[[ MATERIAL FOR THIS EXERCISE open ]]

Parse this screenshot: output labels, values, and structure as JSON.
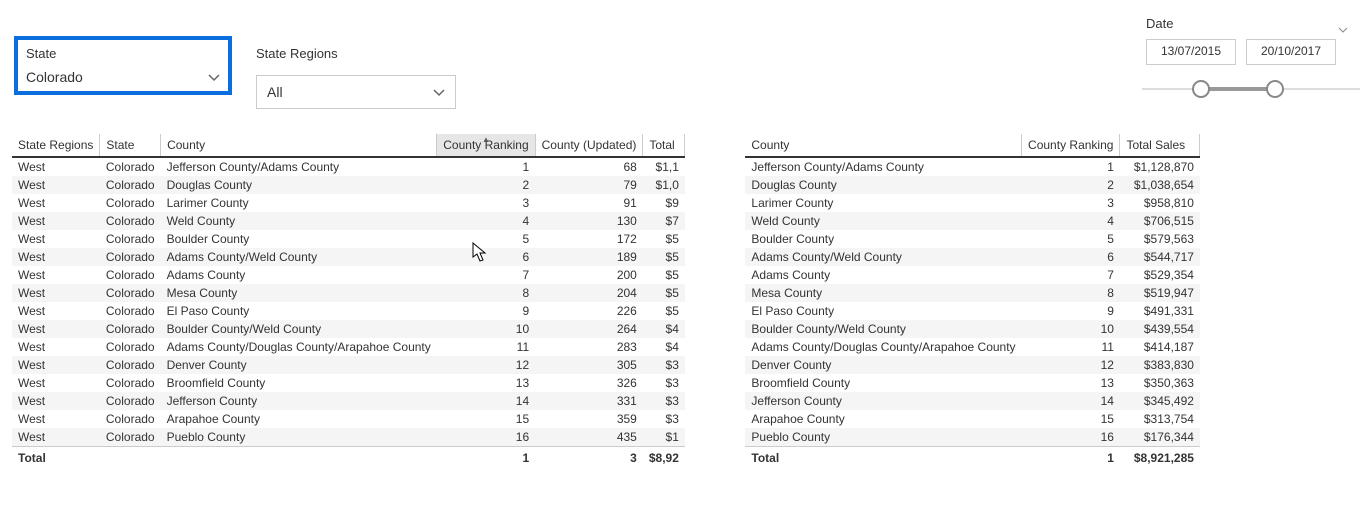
{
  "slicers": {
    "state": {
      "label": "State",
      "value": "Colorado"
    },
    "state_regions": {
      "label": "State Regions",
      "value": "All"
    }
  },
  "date": {
    "label": "Date",
    "from": "13/07/2015",
    "to": "20/10/2017"
  },
  "table1": {
    "headers": {
      "state_regions": "State Regions",
      "state": "State",
      "county": "County",
      "county_ranking": "County Ranking",
      "county_updated": "County (Updated)",
      "total": "Total"
    },
    "rows": [
      {
        "sr": "West",
        "st": "Colorado",
        "co": "Jefferson County/Adams County",
        "cr": "1",
        "cu": "68",
        "tot": "$1,1"
      },
      {
        "sr": "West",
        "st": "Colorado",
        "co": "Douglas County",
        "cr": "2",
        "cu": "79",
        "tot": "$1,0"
      },
      {
        "sr": "West",
        "st": "Colorado",
        "co": "Larimer County",
        "cr": "3",
        "cu": "91",
        "tot": "$9"
      },
      {
        "sr": "West",
        "st": "Colorado",
        "co": "Weld County",
        "cr": "4",
        "cu": "130",
        "tot": "$7"
      },
      {
        "sr": "West",
        "st": "Colorado",
        "co": "Boulder County",
        "cr": "5",
        "cu": "172",
        "tot": "$5"
      },
      {
        "sr": "West",
        "st": "Colorado",
        "co": "Adams County/Weld County",
        "cr": "6",
        "cu": "189",
        "tot": "$5"
      },
      {
        "sr": "West",
        "st": "Colorado",
        "co": "Adams County",
        "cr": "7",
        "cu": "200",
        "tot": "$5"
      },
      {
        "sr": "West",
        "st": "Colorado",
        "co": "Mesa County",
        "cr": "8",
        "cu": "204",
        "tot": "$5"
      },
      {
        "sr": "West",
        "st": "Colorado",
        "co": "El Paso County",
        "cr": "9",
        "cu": "226",
        "tot": "$5"
      },
      {
        "sr": "West",
        "st": "Colorado",
        "co": "Boulder County/Weld County",
        "cr": "10",
        "cu": "264",
        "tot": "$4"
      },
      {
        "sr": "West",
        "st": "Colorado",
        "co": "Adams County/Douglas County/Arapahoe County",
        "cr": "11",
        "cu": "283",
        "tot": "$4"
      },
      {
        "sr": "West",
        "st": "Colorado",
        "co": "Denver County",
        "cr": "12",
        "cu": "305",
        "tot": "$3"
      },
      {
        "sr": "West",
        "st": "Colorado",
        "co": "Broomfield County",
        "cr": "13",
        "cu": "326",
        "tot": "$3"
      },
      {
        "sr": "West",
        "st": "Colorado",
        "co": "Jefferson County",
        "cr": "14",
        "cu": "331",
        "tot": "$3"
      },
      {
        "sr": "West",
        "st": "Colorado",
        "co": "Arapahoe County",
        "cr": "15",
        "cu": "359",
        "tot": "$3"
      },
      {
        "sr": "West",
        "st": "Colorado",
        "co": "Pueblo County",
        "cr": "16",
        "cu": "435",
        "tot": "$1"
      }
    ],
    "footer": {
      "label": "Total",
      "cr": "1",
      "cu": "3",
      "tot": "$8,92"
    }
  },
  "table2": {
    "headers": {
      "county": "County",
      "county_ranking": "County Ranking",
      "total_sales": "Total Sales"
    },
    "rows": [
      {
        "co": "Jefferson County/Adams County",
        "cr": "1",
        "ts": "$1,128,870"
      },
      {
        "co": "Douglas County",
        "cr": "2",
        "ts": "$1,038,654"
      },
      {
        "co": "Larimer County",
        "cr": "3",
        "ts": "$958,810"
      },
      {
        "co": "Weld County",
        "cr": "4",
        "ts": "$706,515"
      },
      {
        "co": "Boulder County",
        "cr": "5",
        "ts": "$579,563"
      },
      {
        "co": "Adams County/Weld County",
        "cr": "6",
        "ts": "$544,717"
      },
      {
        "co": "Adams County",
        "cr": "7",
        "ts": "$529,354"
      },
      {
        "co": "Mesa County",
        "cr": "8",
        "ts": "$519,947"
      },
      {
        "co": "El Paso County",
        "cr": "9",
        "ts": "$491,331"
      },
      {
        "co": "Boulder County/Weld County",
        "cr": "10",
        "ts": "$439,554"
      },
      {
        "co": "Adams County/Douglas County/Arapahoe County",
        "cr": "11",
        "ts": "$414,187"
      },
      {
        "co": "Denver County",
        "cr": "12",
        "ts": "$383,830"
      },
      {
        "co": "Broomfield County",
        "cr": "13",
        "ts": "$350,363"
      },
      {
        "co": "Jefferson County",
        "cr": "14",
        "ts": "$345,492"
      },
      {
        "co": "Arapahoe County",
        "cr": "15",
        "ts": "$313,754"
      },
      {
        "co": "Pueblo County",
        "cr": "16",
        "ts": "$176,344"
      }
    ],
    "footer": {
      "label": "Total",
      "cr": "1",
      "ts": "$8,921,285"
    }
  }
}
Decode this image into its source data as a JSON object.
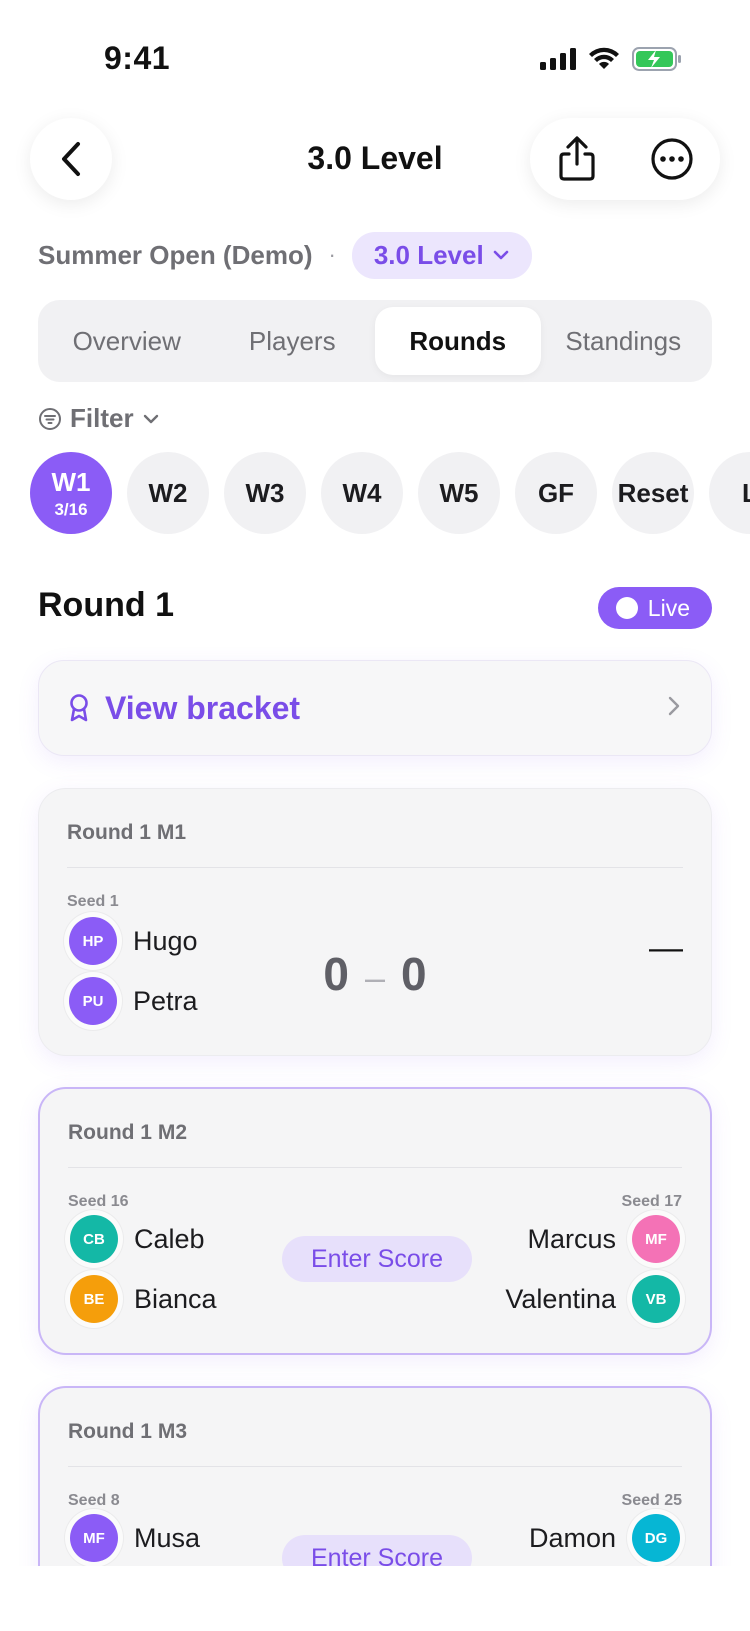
{
  "status": {
    "time": "9:41"
  },
  "nav": {
    "title": "3.0 Level"
  },
  "context": {
    "event": "Summer Open (Demo)",
    "separator": "·",
    "level": "3.0 Level"
  },
  "tabs": [
    {
      "label": "Overview"
    },
    {
      "label": "Players"
    },
    {
      "label": "Rounds",
      "active": true
    },
    {
      "label": "Standings"
    }
  ],
  "filter": {
    "label": "Filter"
  },
  "weeks": [
    {
      "label": "W1",
      "sub": "3/16",
      "active": true
    },
    {
      "label": "W2"
    },
    {
      "label": "W3"
    },
    {
      "label": "W4"
    },
    {
      "label": "W5"
    },
    {
      "label": "GF"
    },
    {
      "label": "Reset"
    },
    {
      "label": "L"
    }
  ],
  "round": {
    "title": "Round 1",
    "live_label": "Live"
  },
  "bracket": {
    "label": "View bracket"
  },
  "matches": [
    {
      "title": "Round 1 M1",
      "left_seed": "Seed 1",
      "left_players": [
        {
          "initials": "HP",
          "name": "Hugo",
          "color": "#8b5cf6"
        },
        {
          "initials": "PU",
          "name": "Petra",
          "color": "#8b5cf6"
        }
      ],
      "score_left": "0",
      "score_sep": "–",
      "score_right": "0",
      "right_value": "—"
    },
    {
      "title": "Round 1 M2",
      "left_seed": "Seed 16",
      "right_seed": "Seed 17",
      "left_players": [
        {
          "initials": "CB",
          "name": "Caleb",
          "color": "#14b8a6"
        },
        {
          "initials": "BE",
          "name": "Bianca",
          "color": "#f59e0b"
        }
      ],
      "right_players": [
        {
          "initials": "MF",
          "name": "Marcus",
          "color": "#f472b6"
        },
        {
          "initials": "VB",
          "name": "Valentina",
          "color": "#14b8a6"
        }
      ],
      "action": "Enter Score"
    },
    {
      "title": "Round 1 M3",
      "left_seed": "Seed 8",
      "right_seed": "Seed 25",
      "left_players": [
        {
          "initials": "MF",
          "name": "Musa",
          "color": "#8b5cf6"
        }
      ],
      "right_players": [
        {
          "initials": "DG",
          "name": "Damon",
          "color": "#06b6d4"
        }
      ],
      "action": "Enter Score"
    }
  ]
}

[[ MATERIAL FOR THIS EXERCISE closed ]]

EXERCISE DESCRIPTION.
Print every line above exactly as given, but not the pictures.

ANSWER SECTION.
Parse this screenshot: output labels, values, and structure as JSON.
{
  "slicers": {
    "state": {
      "label": "State",
      "value": "Colorado"
    },
    "state_regions": {
      "label": "State Regions",
      "value": "All"
    }
  },
  "date": {
    "label": "Date",
    "from": "13/07/2015",
    "to": "20/10/2017"
  },
  "table1": {
    "headers": {
      "state_regions": "State Regions",
      "state": "State",
      "county": "County",
      "county_ranking": "County Ranking",
      "county_updated": "County (Updated)",
      "total": "Total"
    },
    "rows": [
      {
        "sr": "West",
        "st": "Colorado",
        "co": "Jefferson County/Adams County",
        "cr": "1",
        "cu": "68",
        "tot": "$1,1"
      },
      {
        "sr": "West",
        "st": "Colorado",
        "co": "Douglas County",
        "cr": "2",
        "cu": "79",
        "tot": "$1,0"
      },
      {
        "sr": "West",
        "st": "Colorado",
        "co": "Larimer County",
        "cr": "3",
        "cu": "91",
        "tot": "$9"
      },
      {
        "sr": "West",
        "st": "Colorado",
        "co": "Weld County",
        "cr": "4",
        "cu": "130",
        "tot": "$7"
      },
      {
        "sr": "West",
        "st": "Colorado",
        "co": "Boulder County",
        "cr": "5",
        "cu": "172",
        "tot": "$5"
      },
      {
        "sr": "West",
        "st": "Colorado",
        "co": "Adams County/Weld County",
        "cr": "6",
        "cu": "189",
        "tot": "$5"
      },
      {
        "sr": "West",
        "st": "Colorado",
        "co": "Adams County",
        "cr": "7",
        "cu": "200",
        "tot": "$5"
      },
      {
        "sr": "West",
        "st": "Colorado",
        "co": "Mesa County",
        "cr": "8",
        "cu": "204",
        "tot": "$5"
      },
      {
        "sr": "West",
        "st": "Colorado",
        "co": "El Paso County",
        "cr": "9",
        "cu": "226",
        "tot": "$5"
      },
      {
        "sr": "West",
        "st": "Colorado",
        "co": "Boulder County/Weld County",
        "cr": "10",
        "cu": "264",
        "tot": "$4"
      },
      {
        "sr": "West",
        "st": "Colorado",
        "co": "Adams County/Douglas County/Arapahoe County",
        "cr": "11",
        "cu": "283",
        "tot": "$4"
      },
      {
        "sr": "West",
        "st": "Colorado",
        "co": "Denver County",
        "cr": "12",
        "cu": "305",
        "tot": "$3"
      },
      {
        "sr": "West",
        "st": "Colorado",
        "co": "Broomfield County",
        "cr": "13",
        "cu": "326",
        "tot": "$3"
      },
      {
        "sr": "West",
        "st": "Colorado",
        "co": "Jefferson County",
        "cr": "14",
        "cu": "331",
        "tot": "$3"
      },
      {
        "sr": "West",
        "st": "Colorado",
        "co": "Arapahoe County",
        "cr": "15",
        "cu": "359",
        "tot": "$3"
      },
      {
        "sr": "West",
        "st": "Colorado",
        "co": "Pueblo County",
        "cr": "16",
        "cu": "435",
        "tot": "$1"
      }
    ],
    "footer": {
      "label": "Total",
      "cr": "1",
      "cu": "3",
      "tot": "$8,92"
    }
  },
  "table2": {
    "headers": {
      "county": "County",
      "county_ranking": "County Ranking",
      "total_sales": "Total Sales"
    },
    "rows": [
      {
        "co": "Jefferson County/Adams County",
        "cr": "1",
        "ts": "$1,128,870"
      },
      {
        "co": "Douglas County",
        "cr": "2",
        "ts": "$1,038,654"
      },
      {
        "co": "Larimer County",
        "cr": "3",
        "ts": "$958,810"
      },
      {
        "co": "Weld County",
        "cr": "4",
        "ts": "$706,515"
      },
      {
        "co": "Boulder County",
        "cr": "5",
        "ts": "$579,563"
      },
      {
        "co": "Adams County/Weld County",
        "cr": "6",
        "ts": "$544,717"
      },
      {
        "co": "Adams County",
        "cr": "7",
        "ts": "$529,354"
      },
      {
        "co": "Mesa County",
        "cr": "8",
        "ts": "$519,947"
      },
      {
        "co": "El Paso County",
        "cr": "9",
        "ts": "$491,331"
      },
      {
        "co": "Boulder County/Weld County",
        "cr": "10",
        "ts": "$439,554"
      },
      {
        "co": "Adams County/Douglas County/Arapahoe County",
        "cr": "11",
        "ts": "$414,187"
      },
      {
        "co": "Denver County",
        "cr": "12",
        "ts": "$383,830"
      },
      {
        "co": "Broomfield County",
        "cr": "13",
        "ts": "$350,363"
      },
      {
        "co": "Jefferson County",
        "cr": "14",
        "ts": "$345,492"
      },
      {
        "co": "Arapahoe County",
        "cr": "15",
        "ts": "$313,754"
      },
      {
        "co": "Pueblo County",
        "cr": "16",
        "ts": "$176,344"
      }
    ],
    "footer": {
      "label": "Total",
      "cr": "1",
      "ts": "$8,921,285"
    }
  }
}
Decode this image into its source data as a JSON object.
{
  "status": {
    "time": "9:41"
  },
  "nav": {
    "title": "3.0 Level"
  },
  "context": {
    "event": "Summer Open (Demo)",
    "separator": "·",
    "level": "3.0 Level"
  },
  "tabs": [
    {
      "label": "Overview"
    },
    {
      "label": "Players"
    },
    {
      "label": "Rounds",
      "active": true
    },
    {
      "label": "Standings"
    }
  ],
  "filter": {
    "label": "Filter"
  },
  "weeks": [
    {
      "label": "W1",
      "sub": "3/16",
      "active": true
    },
    {
      "label": "W2"
    },
    {
      "label": "W3"
    },
    {
      "label": "W4"
    },
    {
      "label": "W5"
    },
    {
      "label": "GF"
    },
    {
      "label": "Reset"
    },
    {
      "label": "L"
    }
  ],
  "round": {
    "title": "Round 1",
    "live_label": "Live"
  },
  "bracket": {
    "label": "View bracket"
  },
  "matches": [
    {
      "title": "Round 1 M1",
      "left_seed": "Seed 1",
      "left_players": [
        {
          "initials": "HP",
          "name": "Hugo",
          "color": "#8b5cf6"
        },
        {
          "initials": "PU",
          "name": "Petra",
          "color": "#8b5cf6"
        }
      ],
      "score_left": "0",
      "score_sep": "–",
      "score_right": "0",
      "right_value": "—"
    },
    {
      "title": "Round 1 M2",
      "left_seed": "Seed 16",
      "right_seed": "Seed 17",
      "left_players": [
        {
          "initials": "CB",
          "name": "Caleb",
          "color": "#14b8a6"
        },
        {
          "initials": "BE",
          "name": "Bianca",
          "color": "#f59e0b"
        }
      ],
      "right_players": [
        {
          "initials": "MF",
          "name": "Marcus",
          "color": "#f472b6"
        },
        {
          "initials": "VB",
          "name": "Valentina",
          "color": "#14b8a6"
        }
      ],
      "action": "Enter Score"
    },
    {
      "title": "Round 1 M3",
      "left_seed": "Seed 8",
      "right_seed": "Seed 25",
      "left_players": [
        {
          "initials": "MF",
          "name": "Musa",
          "color": "#8b5cf6"
        }
      ],
      "right_players": [
        {
          "initials": "DG",
          "name": "Damon",
          "color": "#06b6d4"
        }
      ],
      "action": "Enter Score"
    }
  ]
}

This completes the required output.